Excerpts from a dataset:
· · · · · · ·

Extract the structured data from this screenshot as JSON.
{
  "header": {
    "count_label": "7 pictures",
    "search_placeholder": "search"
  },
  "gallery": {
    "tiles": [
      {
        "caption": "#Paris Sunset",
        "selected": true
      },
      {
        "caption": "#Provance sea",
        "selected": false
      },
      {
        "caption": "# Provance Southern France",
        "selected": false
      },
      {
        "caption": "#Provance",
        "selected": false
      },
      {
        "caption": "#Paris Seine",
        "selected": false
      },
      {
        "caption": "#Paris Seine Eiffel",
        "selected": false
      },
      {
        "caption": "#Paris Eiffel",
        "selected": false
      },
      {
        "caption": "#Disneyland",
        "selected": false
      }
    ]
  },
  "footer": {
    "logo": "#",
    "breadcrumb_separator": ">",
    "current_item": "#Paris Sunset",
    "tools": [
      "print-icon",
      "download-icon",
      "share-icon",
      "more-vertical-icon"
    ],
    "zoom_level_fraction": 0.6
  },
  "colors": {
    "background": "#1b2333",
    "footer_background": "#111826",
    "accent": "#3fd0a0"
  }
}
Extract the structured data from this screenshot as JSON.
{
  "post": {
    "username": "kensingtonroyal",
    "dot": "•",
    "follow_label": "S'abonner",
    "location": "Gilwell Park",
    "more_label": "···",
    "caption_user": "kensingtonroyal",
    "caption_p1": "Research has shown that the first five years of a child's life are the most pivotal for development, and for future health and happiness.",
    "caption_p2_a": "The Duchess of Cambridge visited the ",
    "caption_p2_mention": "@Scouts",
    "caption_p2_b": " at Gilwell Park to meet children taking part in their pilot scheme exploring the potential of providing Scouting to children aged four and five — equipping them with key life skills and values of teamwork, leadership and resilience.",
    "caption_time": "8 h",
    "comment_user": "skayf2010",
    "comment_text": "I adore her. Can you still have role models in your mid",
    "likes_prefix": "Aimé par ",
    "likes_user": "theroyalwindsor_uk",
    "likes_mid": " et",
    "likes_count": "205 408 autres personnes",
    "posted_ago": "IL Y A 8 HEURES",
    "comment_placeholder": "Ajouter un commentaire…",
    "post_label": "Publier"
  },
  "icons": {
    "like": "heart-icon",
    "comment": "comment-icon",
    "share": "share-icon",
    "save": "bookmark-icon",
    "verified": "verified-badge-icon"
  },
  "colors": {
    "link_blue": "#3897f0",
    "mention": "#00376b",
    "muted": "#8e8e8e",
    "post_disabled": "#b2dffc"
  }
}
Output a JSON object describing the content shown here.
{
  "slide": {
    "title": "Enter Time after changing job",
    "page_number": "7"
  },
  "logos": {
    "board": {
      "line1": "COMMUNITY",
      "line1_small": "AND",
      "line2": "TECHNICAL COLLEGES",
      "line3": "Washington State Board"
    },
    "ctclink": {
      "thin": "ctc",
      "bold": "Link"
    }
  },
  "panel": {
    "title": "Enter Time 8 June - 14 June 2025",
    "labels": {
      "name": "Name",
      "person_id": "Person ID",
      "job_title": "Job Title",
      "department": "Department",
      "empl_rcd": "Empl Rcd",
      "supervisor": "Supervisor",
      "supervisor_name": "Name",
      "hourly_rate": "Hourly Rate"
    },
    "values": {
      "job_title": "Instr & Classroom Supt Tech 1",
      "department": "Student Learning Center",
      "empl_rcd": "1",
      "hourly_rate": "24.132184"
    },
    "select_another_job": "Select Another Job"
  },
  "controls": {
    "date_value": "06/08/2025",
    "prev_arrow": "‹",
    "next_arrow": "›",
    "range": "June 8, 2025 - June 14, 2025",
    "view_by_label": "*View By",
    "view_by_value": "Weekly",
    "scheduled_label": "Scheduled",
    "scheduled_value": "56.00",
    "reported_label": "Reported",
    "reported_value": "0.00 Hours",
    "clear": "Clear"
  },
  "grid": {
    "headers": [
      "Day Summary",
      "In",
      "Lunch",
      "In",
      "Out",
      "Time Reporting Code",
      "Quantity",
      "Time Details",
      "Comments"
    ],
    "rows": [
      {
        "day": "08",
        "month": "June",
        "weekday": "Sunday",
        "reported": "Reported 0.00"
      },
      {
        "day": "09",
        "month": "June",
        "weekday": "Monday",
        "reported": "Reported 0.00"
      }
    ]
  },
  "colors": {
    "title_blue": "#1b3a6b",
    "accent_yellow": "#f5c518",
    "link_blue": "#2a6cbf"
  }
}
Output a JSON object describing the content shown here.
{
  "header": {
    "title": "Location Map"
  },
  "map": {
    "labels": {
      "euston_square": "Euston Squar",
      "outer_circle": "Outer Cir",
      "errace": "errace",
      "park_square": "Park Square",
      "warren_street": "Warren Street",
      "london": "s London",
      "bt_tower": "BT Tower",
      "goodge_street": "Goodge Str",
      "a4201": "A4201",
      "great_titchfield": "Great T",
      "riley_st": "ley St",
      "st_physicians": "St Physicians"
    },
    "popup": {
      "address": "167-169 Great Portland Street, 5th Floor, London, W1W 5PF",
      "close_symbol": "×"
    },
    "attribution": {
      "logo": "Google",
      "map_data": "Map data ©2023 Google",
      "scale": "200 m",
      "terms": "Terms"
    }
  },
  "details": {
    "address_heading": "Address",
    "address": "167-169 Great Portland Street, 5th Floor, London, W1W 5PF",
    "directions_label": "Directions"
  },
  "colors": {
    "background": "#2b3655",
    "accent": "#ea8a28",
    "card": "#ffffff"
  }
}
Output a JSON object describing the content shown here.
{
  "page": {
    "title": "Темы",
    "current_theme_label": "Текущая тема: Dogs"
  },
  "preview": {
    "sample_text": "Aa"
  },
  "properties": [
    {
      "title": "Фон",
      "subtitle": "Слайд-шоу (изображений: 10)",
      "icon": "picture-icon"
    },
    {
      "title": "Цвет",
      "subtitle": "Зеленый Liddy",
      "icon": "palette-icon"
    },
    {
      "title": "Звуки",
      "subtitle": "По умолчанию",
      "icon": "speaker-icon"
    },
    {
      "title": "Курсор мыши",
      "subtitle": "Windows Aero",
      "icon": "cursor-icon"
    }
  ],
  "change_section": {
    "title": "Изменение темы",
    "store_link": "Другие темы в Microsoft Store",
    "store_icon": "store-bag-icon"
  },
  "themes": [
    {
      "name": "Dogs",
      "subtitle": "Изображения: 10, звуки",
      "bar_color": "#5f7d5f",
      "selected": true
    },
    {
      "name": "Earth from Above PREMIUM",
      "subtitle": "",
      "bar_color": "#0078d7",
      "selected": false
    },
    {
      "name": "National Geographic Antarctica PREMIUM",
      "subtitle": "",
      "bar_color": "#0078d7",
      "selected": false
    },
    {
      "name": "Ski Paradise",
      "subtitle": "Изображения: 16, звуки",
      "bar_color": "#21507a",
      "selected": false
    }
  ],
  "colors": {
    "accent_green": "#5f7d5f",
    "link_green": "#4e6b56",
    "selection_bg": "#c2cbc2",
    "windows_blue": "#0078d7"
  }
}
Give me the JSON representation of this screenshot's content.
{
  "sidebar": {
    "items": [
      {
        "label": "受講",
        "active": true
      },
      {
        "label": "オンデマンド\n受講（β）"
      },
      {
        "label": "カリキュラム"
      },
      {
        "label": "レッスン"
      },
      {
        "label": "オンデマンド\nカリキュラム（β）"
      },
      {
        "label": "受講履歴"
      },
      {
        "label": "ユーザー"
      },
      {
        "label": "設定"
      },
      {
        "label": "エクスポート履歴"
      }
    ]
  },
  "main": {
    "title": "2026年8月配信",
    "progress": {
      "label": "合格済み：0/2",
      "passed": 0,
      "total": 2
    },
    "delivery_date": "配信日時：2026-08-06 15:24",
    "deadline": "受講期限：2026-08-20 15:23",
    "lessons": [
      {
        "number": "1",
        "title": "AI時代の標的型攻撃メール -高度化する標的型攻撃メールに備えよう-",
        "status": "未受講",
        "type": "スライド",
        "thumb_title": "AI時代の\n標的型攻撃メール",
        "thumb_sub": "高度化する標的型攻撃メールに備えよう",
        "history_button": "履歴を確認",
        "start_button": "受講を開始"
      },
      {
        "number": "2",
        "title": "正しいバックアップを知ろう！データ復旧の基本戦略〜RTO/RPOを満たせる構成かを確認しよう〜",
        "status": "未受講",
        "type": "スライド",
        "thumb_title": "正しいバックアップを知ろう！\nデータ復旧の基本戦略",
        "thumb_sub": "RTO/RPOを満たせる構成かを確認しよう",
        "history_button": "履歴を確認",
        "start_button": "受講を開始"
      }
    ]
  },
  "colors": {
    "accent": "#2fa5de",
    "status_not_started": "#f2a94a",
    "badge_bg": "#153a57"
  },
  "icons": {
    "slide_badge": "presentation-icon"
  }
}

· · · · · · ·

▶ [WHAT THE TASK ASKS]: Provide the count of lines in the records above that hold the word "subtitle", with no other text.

▶ [RESPONSE]: 8